-- What is expected --
Copy each line of the entries beneath that contains the word "email".
◆ ◆ ◆ ◆
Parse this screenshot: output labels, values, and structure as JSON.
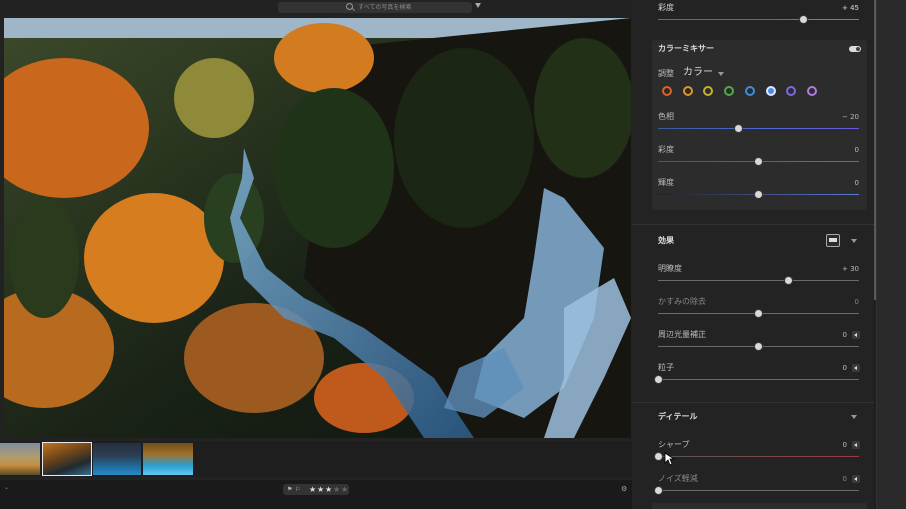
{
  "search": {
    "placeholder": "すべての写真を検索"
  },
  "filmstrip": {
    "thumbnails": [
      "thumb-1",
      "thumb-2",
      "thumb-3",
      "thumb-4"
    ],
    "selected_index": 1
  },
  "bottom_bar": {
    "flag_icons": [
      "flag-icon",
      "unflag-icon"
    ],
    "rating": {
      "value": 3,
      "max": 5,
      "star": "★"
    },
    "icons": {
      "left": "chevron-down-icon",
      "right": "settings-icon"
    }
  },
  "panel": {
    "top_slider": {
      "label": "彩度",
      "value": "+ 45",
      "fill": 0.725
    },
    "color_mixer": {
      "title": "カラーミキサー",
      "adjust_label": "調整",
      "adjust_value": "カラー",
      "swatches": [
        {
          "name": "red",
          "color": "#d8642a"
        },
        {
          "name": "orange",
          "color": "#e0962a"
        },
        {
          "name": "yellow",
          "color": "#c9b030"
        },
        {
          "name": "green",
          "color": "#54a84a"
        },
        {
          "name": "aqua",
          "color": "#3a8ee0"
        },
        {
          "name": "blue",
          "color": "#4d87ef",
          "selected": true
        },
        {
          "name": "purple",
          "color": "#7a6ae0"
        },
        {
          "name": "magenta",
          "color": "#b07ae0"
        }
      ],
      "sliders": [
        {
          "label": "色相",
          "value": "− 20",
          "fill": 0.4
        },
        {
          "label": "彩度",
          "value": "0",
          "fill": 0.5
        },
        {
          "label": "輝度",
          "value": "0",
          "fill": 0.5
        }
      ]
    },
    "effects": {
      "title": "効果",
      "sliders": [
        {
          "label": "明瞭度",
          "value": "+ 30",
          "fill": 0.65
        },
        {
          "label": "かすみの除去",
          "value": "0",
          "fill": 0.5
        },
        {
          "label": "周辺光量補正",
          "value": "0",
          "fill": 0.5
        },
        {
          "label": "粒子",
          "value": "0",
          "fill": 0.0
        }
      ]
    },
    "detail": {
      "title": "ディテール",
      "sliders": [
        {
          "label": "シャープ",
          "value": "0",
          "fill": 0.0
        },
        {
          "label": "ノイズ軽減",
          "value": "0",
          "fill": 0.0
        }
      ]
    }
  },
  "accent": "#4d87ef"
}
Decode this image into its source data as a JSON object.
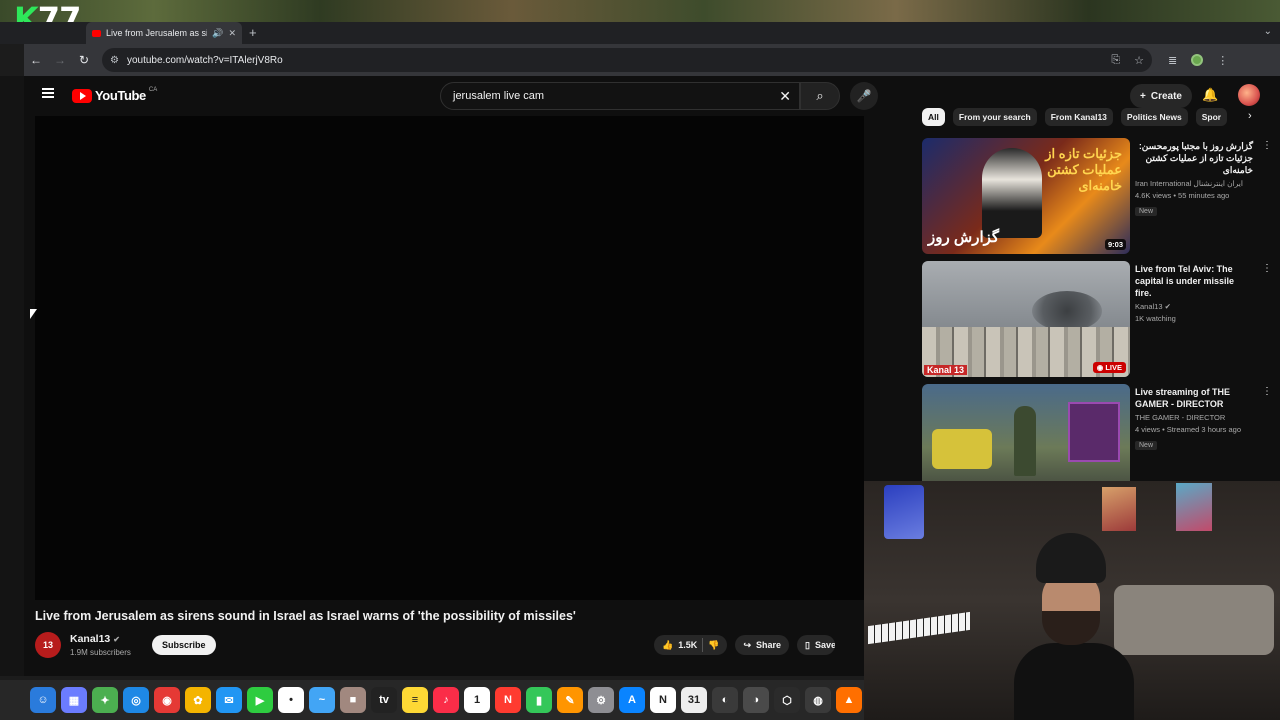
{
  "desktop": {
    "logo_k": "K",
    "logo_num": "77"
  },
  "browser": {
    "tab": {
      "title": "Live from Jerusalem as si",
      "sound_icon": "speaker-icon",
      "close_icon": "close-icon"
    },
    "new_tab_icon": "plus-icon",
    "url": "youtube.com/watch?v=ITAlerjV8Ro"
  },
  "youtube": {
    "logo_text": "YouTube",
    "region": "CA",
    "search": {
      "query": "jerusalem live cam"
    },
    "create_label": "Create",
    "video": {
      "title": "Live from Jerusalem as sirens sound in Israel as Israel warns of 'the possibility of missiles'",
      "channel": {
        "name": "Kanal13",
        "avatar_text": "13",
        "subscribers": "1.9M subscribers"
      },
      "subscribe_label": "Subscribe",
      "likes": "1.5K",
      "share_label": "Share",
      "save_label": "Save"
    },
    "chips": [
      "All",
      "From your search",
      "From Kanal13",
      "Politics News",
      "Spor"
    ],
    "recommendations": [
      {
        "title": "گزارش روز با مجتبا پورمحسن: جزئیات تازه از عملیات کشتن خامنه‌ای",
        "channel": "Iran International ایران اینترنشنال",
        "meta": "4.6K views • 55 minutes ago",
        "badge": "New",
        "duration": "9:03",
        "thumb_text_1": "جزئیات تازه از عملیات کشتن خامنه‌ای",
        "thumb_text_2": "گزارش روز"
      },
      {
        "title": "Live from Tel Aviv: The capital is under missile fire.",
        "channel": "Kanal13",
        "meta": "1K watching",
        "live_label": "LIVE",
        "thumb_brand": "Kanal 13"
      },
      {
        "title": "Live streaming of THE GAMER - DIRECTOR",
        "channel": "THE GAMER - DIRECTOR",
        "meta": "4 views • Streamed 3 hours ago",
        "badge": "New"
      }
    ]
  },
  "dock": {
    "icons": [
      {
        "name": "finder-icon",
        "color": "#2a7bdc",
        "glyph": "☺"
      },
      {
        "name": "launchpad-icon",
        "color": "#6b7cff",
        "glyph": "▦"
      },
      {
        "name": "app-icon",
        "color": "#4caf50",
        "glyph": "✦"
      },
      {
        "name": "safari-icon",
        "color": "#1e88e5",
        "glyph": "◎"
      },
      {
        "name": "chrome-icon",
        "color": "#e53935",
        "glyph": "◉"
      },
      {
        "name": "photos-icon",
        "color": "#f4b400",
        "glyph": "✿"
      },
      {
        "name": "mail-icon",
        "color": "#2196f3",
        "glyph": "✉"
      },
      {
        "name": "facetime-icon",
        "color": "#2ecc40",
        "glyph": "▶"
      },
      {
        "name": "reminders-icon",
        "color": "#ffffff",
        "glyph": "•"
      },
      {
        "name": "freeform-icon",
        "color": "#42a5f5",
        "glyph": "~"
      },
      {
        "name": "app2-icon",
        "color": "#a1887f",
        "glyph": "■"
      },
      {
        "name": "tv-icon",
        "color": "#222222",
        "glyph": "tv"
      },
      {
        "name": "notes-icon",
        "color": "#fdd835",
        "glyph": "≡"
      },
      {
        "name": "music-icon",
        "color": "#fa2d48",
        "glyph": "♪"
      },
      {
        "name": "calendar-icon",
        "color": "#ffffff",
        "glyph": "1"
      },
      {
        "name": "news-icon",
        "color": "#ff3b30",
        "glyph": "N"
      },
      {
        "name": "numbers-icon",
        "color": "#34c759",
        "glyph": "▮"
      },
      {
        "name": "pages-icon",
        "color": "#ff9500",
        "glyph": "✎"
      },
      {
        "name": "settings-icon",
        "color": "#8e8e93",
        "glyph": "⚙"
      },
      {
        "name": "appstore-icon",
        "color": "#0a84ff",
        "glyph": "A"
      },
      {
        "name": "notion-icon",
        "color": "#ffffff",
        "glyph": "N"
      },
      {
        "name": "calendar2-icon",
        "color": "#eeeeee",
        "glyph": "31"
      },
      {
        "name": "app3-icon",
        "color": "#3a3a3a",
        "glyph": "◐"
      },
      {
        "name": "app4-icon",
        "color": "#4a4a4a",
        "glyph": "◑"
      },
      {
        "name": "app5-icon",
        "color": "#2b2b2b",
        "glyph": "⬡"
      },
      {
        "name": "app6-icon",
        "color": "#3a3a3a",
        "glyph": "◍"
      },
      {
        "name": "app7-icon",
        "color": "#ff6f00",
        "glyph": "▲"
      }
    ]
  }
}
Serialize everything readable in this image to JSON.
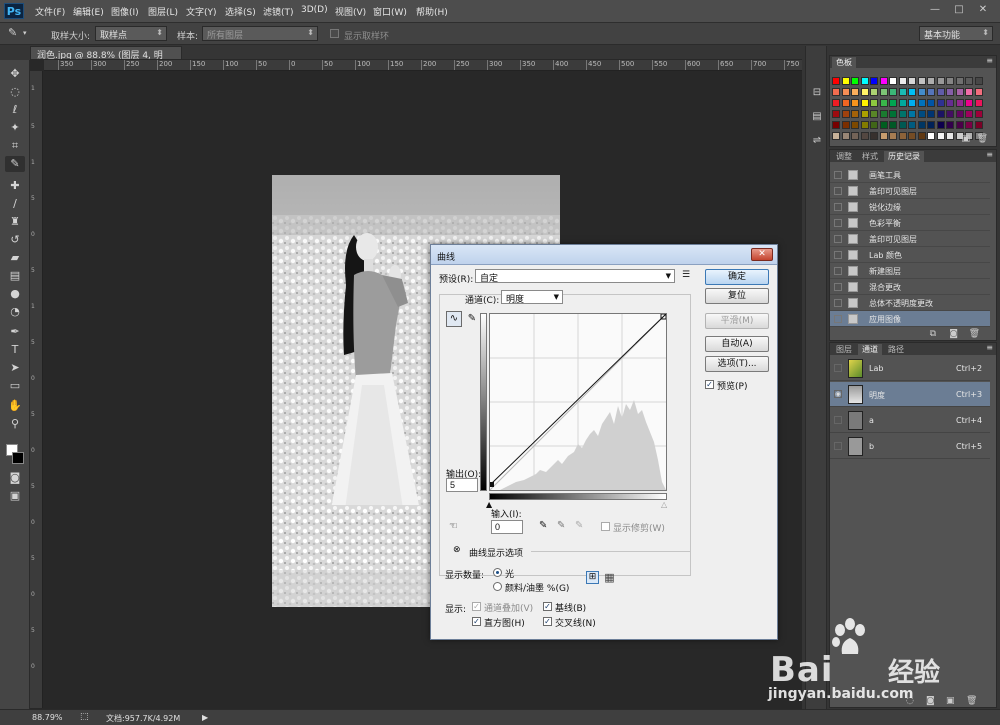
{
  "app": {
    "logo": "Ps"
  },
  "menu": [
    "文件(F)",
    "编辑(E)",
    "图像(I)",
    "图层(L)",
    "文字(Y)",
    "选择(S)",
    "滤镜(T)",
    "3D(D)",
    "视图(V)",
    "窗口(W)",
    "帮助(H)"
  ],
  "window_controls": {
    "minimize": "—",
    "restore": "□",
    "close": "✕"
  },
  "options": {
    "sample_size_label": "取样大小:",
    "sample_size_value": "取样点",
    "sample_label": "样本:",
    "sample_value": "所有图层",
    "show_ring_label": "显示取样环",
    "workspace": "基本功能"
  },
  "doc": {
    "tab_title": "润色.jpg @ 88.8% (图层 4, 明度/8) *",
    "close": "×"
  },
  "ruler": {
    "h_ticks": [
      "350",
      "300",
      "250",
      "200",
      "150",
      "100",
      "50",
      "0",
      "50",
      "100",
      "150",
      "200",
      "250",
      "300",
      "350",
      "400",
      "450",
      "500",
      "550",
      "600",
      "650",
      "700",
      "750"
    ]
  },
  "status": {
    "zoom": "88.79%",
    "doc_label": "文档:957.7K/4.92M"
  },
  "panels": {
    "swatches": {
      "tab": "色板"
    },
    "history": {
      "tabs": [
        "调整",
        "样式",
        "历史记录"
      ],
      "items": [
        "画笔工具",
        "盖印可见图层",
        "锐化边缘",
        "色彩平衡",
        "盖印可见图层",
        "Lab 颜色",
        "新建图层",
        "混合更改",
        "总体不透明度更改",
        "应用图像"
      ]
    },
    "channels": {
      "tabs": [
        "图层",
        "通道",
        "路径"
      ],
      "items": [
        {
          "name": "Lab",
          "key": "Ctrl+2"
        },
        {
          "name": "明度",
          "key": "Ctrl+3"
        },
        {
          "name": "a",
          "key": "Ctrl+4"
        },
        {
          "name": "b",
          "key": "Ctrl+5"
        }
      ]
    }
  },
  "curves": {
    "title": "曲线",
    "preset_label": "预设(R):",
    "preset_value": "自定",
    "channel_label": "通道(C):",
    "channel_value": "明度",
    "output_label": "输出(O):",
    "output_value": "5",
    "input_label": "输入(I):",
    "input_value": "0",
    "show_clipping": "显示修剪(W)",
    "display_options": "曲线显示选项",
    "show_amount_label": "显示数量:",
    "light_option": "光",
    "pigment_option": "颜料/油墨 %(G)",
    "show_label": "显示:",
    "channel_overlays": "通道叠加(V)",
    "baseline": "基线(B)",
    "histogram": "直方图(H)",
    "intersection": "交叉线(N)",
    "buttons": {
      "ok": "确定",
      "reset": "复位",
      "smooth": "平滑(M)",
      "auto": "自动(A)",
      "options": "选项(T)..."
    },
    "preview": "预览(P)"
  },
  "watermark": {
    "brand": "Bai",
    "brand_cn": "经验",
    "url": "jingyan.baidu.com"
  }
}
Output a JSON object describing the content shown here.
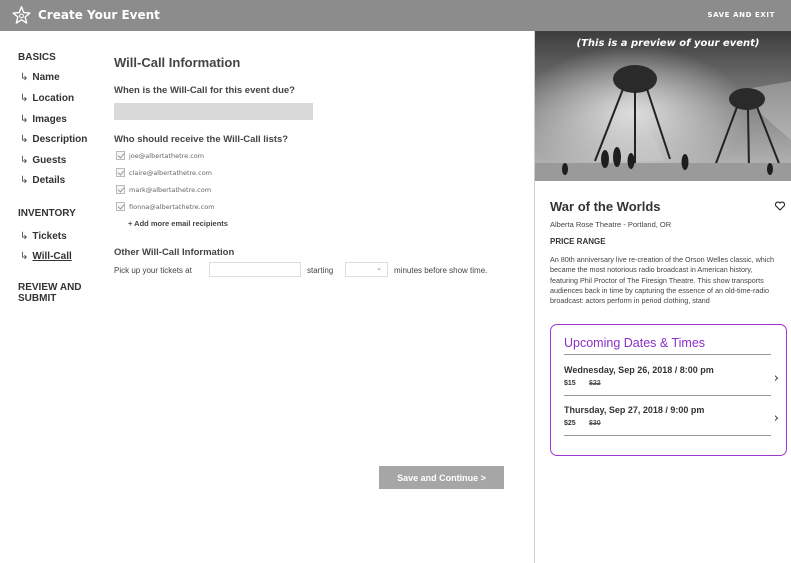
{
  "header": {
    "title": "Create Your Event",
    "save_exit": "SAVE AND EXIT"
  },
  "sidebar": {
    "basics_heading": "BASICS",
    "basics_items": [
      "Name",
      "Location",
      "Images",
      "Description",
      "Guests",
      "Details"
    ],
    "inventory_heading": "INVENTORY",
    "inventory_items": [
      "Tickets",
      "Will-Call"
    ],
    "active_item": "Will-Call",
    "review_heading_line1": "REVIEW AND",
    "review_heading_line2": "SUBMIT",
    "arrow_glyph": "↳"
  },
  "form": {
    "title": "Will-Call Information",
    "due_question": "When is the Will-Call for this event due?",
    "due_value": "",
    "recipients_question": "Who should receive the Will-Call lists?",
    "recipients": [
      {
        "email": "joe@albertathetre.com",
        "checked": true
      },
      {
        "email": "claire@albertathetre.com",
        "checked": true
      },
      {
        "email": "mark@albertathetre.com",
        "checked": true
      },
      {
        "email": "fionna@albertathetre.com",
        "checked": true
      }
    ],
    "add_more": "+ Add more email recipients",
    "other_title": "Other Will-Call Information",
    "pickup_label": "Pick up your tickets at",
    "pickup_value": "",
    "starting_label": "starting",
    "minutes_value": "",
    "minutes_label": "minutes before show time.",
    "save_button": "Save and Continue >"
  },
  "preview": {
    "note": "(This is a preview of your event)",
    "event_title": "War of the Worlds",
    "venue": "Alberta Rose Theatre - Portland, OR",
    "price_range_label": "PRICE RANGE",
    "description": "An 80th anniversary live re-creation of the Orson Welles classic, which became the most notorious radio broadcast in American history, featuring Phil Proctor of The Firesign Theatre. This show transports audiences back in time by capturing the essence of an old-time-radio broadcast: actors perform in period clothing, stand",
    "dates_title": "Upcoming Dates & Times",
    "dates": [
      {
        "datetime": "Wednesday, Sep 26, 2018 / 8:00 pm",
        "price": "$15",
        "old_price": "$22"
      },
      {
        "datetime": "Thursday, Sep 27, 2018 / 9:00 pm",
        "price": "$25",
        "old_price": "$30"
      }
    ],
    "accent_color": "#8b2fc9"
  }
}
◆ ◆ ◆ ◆
-- Response area --
        "email": "joe@albertathetre.com",
        "email": "claire@albertathetre.com",
        "email": "mark@albertathetre.com",
        "email": "fionna@albertathetre.com",
    "add_more": "+ Add more email recipients",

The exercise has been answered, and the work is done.